Problem requirements
Repeat all entries exactly.

Exercise materials

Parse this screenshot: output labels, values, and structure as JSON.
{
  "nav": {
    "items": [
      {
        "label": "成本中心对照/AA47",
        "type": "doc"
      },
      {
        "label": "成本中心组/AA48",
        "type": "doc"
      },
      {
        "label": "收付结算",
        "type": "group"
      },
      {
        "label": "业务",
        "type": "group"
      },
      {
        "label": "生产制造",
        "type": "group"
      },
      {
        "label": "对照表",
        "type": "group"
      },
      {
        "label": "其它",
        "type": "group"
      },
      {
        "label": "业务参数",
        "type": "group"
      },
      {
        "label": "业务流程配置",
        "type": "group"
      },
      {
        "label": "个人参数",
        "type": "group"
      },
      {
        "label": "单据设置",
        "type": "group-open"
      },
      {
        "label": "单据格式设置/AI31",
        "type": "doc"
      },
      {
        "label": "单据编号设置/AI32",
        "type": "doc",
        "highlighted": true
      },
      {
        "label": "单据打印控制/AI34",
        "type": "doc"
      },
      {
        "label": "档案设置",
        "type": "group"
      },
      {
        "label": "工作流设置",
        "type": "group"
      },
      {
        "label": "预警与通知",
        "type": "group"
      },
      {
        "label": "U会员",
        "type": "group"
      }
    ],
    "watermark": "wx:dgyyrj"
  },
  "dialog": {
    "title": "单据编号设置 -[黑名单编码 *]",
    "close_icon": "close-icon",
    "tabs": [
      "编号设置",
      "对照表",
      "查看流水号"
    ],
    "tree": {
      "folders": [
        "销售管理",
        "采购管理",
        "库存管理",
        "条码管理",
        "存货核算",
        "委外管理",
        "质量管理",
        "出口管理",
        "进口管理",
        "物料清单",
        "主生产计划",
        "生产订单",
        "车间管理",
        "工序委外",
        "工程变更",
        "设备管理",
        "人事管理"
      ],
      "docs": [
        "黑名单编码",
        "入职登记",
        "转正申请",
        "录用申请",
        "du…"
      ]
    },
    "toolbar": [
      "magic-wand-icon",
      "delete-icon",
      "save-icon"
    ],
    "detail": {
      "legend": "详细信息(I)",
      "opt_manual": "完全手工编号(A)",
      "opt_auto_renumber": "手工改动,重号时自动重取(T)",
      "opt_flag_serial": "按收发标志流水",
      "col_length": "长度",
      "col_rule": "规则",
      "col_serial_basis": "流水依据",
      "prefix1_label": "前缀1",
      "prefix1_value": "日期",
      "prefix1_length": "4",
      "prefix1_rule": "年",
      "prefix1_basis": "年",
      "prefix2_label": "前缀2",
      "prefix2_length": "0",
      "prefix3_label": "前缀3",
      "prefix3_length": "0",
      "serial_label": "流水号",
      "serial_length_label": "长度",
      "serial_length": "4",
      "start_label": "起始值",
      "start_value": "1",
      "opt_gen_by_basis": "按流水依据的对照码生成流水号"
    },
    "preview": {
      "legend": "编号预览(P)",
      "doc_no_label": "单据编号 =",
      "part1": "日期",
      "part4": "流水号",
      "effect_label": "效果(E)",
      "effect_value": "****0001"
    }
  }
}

Response to the exercise
Parse this screenshot: output labels, values, and structure as JSON.
{
  "nav": {
    "items": [
      {
        "label": "成本中心对照/AA47",
        "type": "doc"
      },
      {
        "label": "成本中心组/AA48",
        "type": "doc"
      },
      {
        "label": "收付结算",
        "type": "group"
      },
      {
        "label": "业务",
        "type": "group"
      },
      {
        "label": "生产制造",
        "type": "group"
      },
      {
        "label": "对照表",
        "type": "group"
      },
      {
        "label": "其它",
        "type": "group"
      },
      {
        "label": "业务参数",
        "type": "group"
      },
      {
        "label": "业务流程配置",
        "type": "group"
      },
      {
        "label": "个人参数",
        "type": "group"
      },
      {
        "label": "单据设置",
        "type": "group-open"
      },
      {
        "label": "单据格式设置/AI31",
        "type": "doc"
      },
      {
        "label": "单据编号设置/AI32",
        "type": "doc",
        "highlighted": true
      },
      {
        "label": "单据打印控制/AI34",
        "type": "doc"
      },
      {
        "label": "档案设置",
        "type": "group"
      },
      {
        "label": "工作流设置",
        "type": "group"
      },
      {
        "label": "预警与通知",
        "type": "group"
      },
      {
        "label": "U会员",
        "type": "group"
      }
    ],
    "watermark": "wx:dgyyrj"
  },
  "dialog": {
    "title": "单据编号设置 -[黑名单编码 *]",
    "close_icon": "close-icon",
    "tabs": [
      "编号设置",
      "对照表",
      "查看流水号"
    ],
    "tree": {
      "folders": [
        "销售管理",
        "采购管理",
        "库存管理",
        "条码管理",
        "存货核算",
        "委外管理",
        "质量管理",
        "出口管理",
        "进口管理",
        "物料清单",
        "主生产计划",
        "生产订单",
        "车间管理",
        "工序委外",
        "工程变更",
        "设备管理",
        "人事管理"
      ],
      "docs": [
        "黑名单编码",
        "入职登记",
        "转正申请",
        "录用申请",
        "du…"
      ]
    },
    "toolbar": [
      "magic-wand-icon",
      "delete-icon",
      "save-icon"
    ],
    "detail": {
      "legend": "详细信息(I)",
      "opt_manual": "完全手工编号(A)",
      "opt_auto_renumber": "手工改动,重号时自动重取(T)",
      "opt_flag_serial": "按收发标志流水",
      "col_length": "长度",
      "col_rule": "规则",
      "col_serial_basis": "流水依据",
      "prefix1_label": "前缀1",
      "prefix1_value": "日期",
      "prefix1_length": "4",
      "prefix1_rule": "年",
      "prefix1_basis": "年",
      "prefix2_label": "前缀2",
      "prefix2_length": "0",
      "prefix3_label": "前缀3",
      "prefix3_length": "0",
      "serial_label": "流水号",
      "serial_length_label": "长度",
      "serial_length": "4",
      "start_label": "起始值",
      "start_value": "1",
      "opt_gen_by_basis": "按流水依据的对照码生成流水号"
    },
    "preview": {
      "legend": "编号预览(P)",
      "doc_no_label": "单据编号 =",
      "part1": "日期",
      "part4": "流水号",
      "effect_label": "效果(E)",
      "effect_value": "****0001"
    }
  }
}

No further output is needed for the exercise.